Stepping from the office into a wireless world

Cisco, 3Com and Lucent, among others, are banking that people will want wireless Web access everywhere: at work, at home, and even at airports and hotels.

4 min read
At Widener University, laptop-toting students are getting a taste of new technology that may one day become commonplace: wireless Net access.

The private Pennsylvania college has built a wireless network in its library, and plans to offer wireless Net access throughout the school in three years. For Widener's 8,000 students, it means they can instantly log on to the Net in classrooms, and even surf the Web and do research from the school lawn.

"Students can move around in a science lab, do their experiments on the Web and not worry about network connections," said Gary Habermann, Widener's director of technical resources. "And most of our teachers are building Web sites and using multimedia technologies like PowerPoint slides. So when the teacher is lecturing, you can follow along with the slides."

While Widener is adopting the cutting-edge technology, nearly every network equipment maker, such as Cisco Systems, 3Com and Lucent Technologies, are banking that people will want wireless Web access everywhere: at work, at home, even at airports and hotels. All three companies are coming out with wireless networking kits this year that allow laptop users to roam around in the office or home and stay connected to the Internet and corporate network.

As part of its recent restructuring, 3Com executives said sales of wireless technology are crucial to the struggling firm's future success. Cisco last week completed its $799 million acquisition of wireless firm Aironet Wireless Communications. And late last year, MobileStar Network announced a partnership with American Airlines to offer wireless Net access at its gates inside the San Jose International Airport.

Analysts predict the market will take off in the coming years as networking firms rally around a common wireless technology standard, prices fall and workers become more mobile. Analyst firm Cahners In-Stat Group expects the market will mushroom from $750 million in sales in 1999 to $2.2 billion in 2004.

"In the last year, we've seen a real surge of the mobile worker: the individual with the laptop, or the road warrior who wants Internet connectivity while on the road and in the office," said Dataquest analyst John Armstrong.

Wireless networks are nothing new. For nearly a decade, warehouses and factories and specific industries, such as hospitals, have used wireless networks, said Proxim Technologies' chief executive David King, whose company was one of the early pioneers in the market. Armed with handheld devices, doctors could keep track of patient information as they made their rounds, while warehouse workers could keep track of inventory in warehouses, he said.

But now, analysts say faster wireless speeds and an increasing population of mobile workers could jump-start the still emerging market. And as prices fall, consumers will install wireless networks in their homes, so they can connect their computers with a single Internet connection.

"One of the reasons why wireless has been slowly adopted is that it took ages for standards bodies to agree to a basic standard," said Armstrong. The new standard runs at 11 megabits per second. But the older technology crawled at 1 megabit per second, which made it too slow for most businesses, he said.

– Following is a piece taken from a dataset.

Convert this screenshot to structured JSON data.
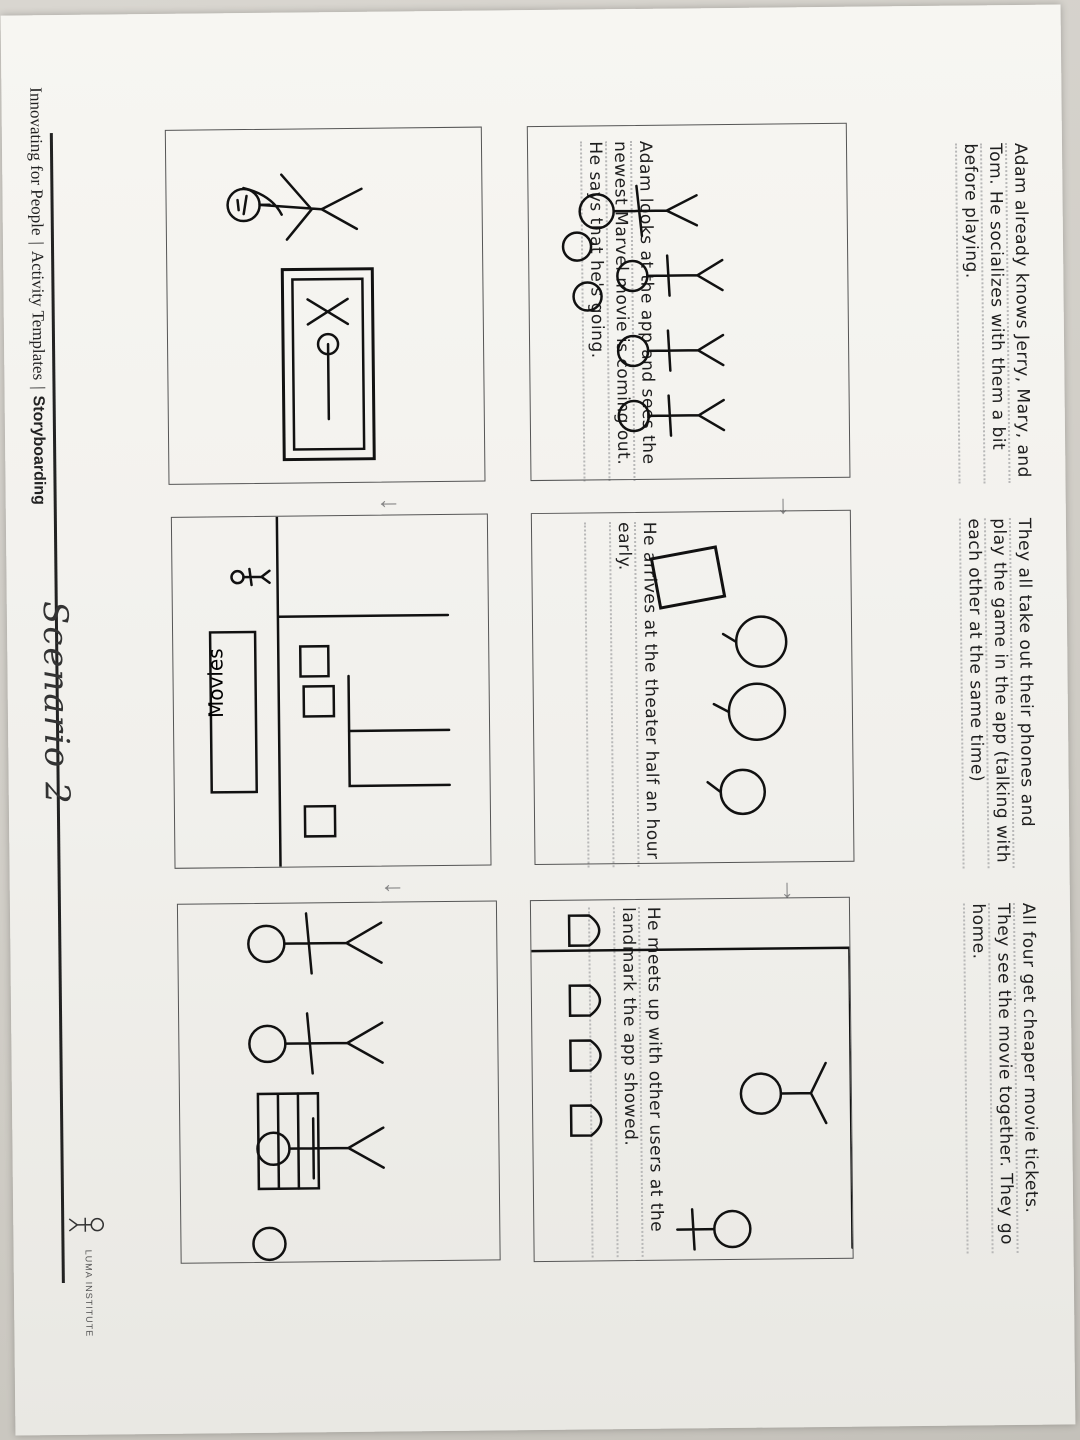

Analysts expect that companies will adopt the technology slowly, but it will pick up steam in future years as people demand it. Networking firms are heavily targeting businesses and schools, and hawking the idea that companies can install wireless networks in conference rooms, so employees can take notes on their computers and have access to the Net and email.

Wireless takes center stage Yankee Group analyst Karuna Uppal believes network administrators may balk at the idea because it could create a logistical nightmare.

"They don't want to be stuck maintaining networks of thousands of people with laptops," Uppal said. "If something goes wrong, the computer staff doesn't want to figure out where you are."

Uppal expects start-ups and small companies will become the biggest buyers of wireless networking kits because they're newer and don't have an existing installed wired network. But with employees used to other wireless technology, such as cell phones and pagers, Uppal expects workers will demand a wireless connection for their laptop computers.

"We certainly are used to being stuck at our desk, but that mentality is starting to change," Uppal said. "We live in a society where people expect you to be constantly in touch. Cell phones keep you in communication via voice. The theory is that email is just as important, so why can't I check email when I'm in an all-day meeting? That's what's driving this wireless stuff, so you can access information wherever you go."

Habermann at Widener University is choosing a wireless network because its population of students and professors roam all over campus, and because the technology is fast and cheap.

Instead of installing cables to each desk in the library, Habermann planted several pieces of wireless hardware that connect laptops to the Internet. Students can borrow PC cards with built-in radio transmitters to connect to the network.

"Let's put it this way, I could have installed 500 cables at $150 per cable, and 5 percent of it would have been in use at one time," he said. "The wireless environment saves money."

While the wireless networking market isn't yet huge, it has the potential to be, analysts say. "You're not talking mass adoption this year or next, but maybe after 2002 and beyond," Uppal said.